Another significant step in making the magazine a reality stemmed from a good friend of mine, Merlyn Moon. Merlyn is a super creative individual and one of the most talented film directors I know. Luke (my brother) and I asked Merlyn to join the team and together we started piecing ideas and turning them into something tangible. Merlyn created our logo, colour schemes, provided his ideas/in-put and put us in contact with Rory Nelson, our current graphic designer. Unfortunately Soggybones was consuming too much of Merlyn’s time and it was distracting him from his film making goals, so he said he just didn’t have enough time to dedicate to the mag. We were sad to see such a switched on guy bail, but we understood and were just thankful for his early input.
Do you have investors or is it self-funded?
Dude we are flat broke. Soggybones is purely funded by us. We work other jobs full-time and after hours is when we focus on the mag.
Is the magazine strictly online? And if so, do you see it eventually going to print?
We started off strictly with a vision for Soggybones to be an online magazine, but Limited Edition print copies are already available. We just released our second print magazine.
Dropping our product initially online had so many advantages. Firstly we had never done anything like this before, making a magazine, running a business, managing people, marketing and promoting a mag was a completely new world to all of us. So starting off online meant that we could test the water without spending huge bucks. We saved a lot of money starting off online, plus it’s a win for the environment.
We’ve had to learn a lot super quick and it has been pretty full on, but we’re still hanging on, it’s a pretty wild ride. Soggybones “All Sorts” our second print edition is now in stores.
Who did the cover for the Ã¢â‚¬Å“Tight FistedÃ¢â‚¬ edition?
Russell Pope did that one. Such a talented artist and interesting dude. Everyone loved that cover, so props to Russ for showing us love.
Russ Pope is one of the raddest dudes.
Yeah for sure, Russ is a great bloke and he rips! We first met him when we was handling Fallen Footwear’s marketing and art direction. Russ has been so good to us at SB. You know just one of the guys who has supported us since day one. The skate industry is full of great characters and Russell would have to be up there with one of the best!
Is there a brick and mortar office or is everything done remotely?
Nah, we don’t have a Soggybones office where everyone gets busy. Luke, Russell, Rory and myself all work from home, but we hold pretty regular meetings to make sure things stay on track.
All of the other people who make SB happen are scattered around the globe. The internet is amazing.

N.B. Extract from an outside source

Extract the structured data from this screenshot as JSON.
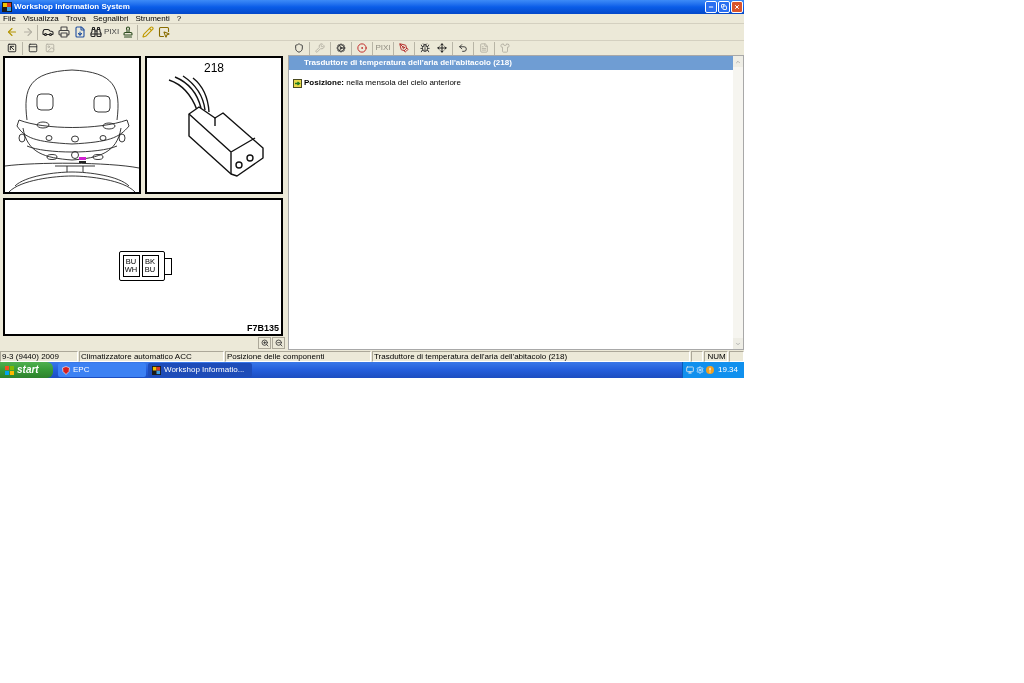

Who are some people fromyour land that we should know about?
I think you just opened up a fat can of worms but I can’t really narrow it down to a few people. There are just too many talented people over here to name a few. Thanks to everyone who has supported the mag and major props to the haters. We love you.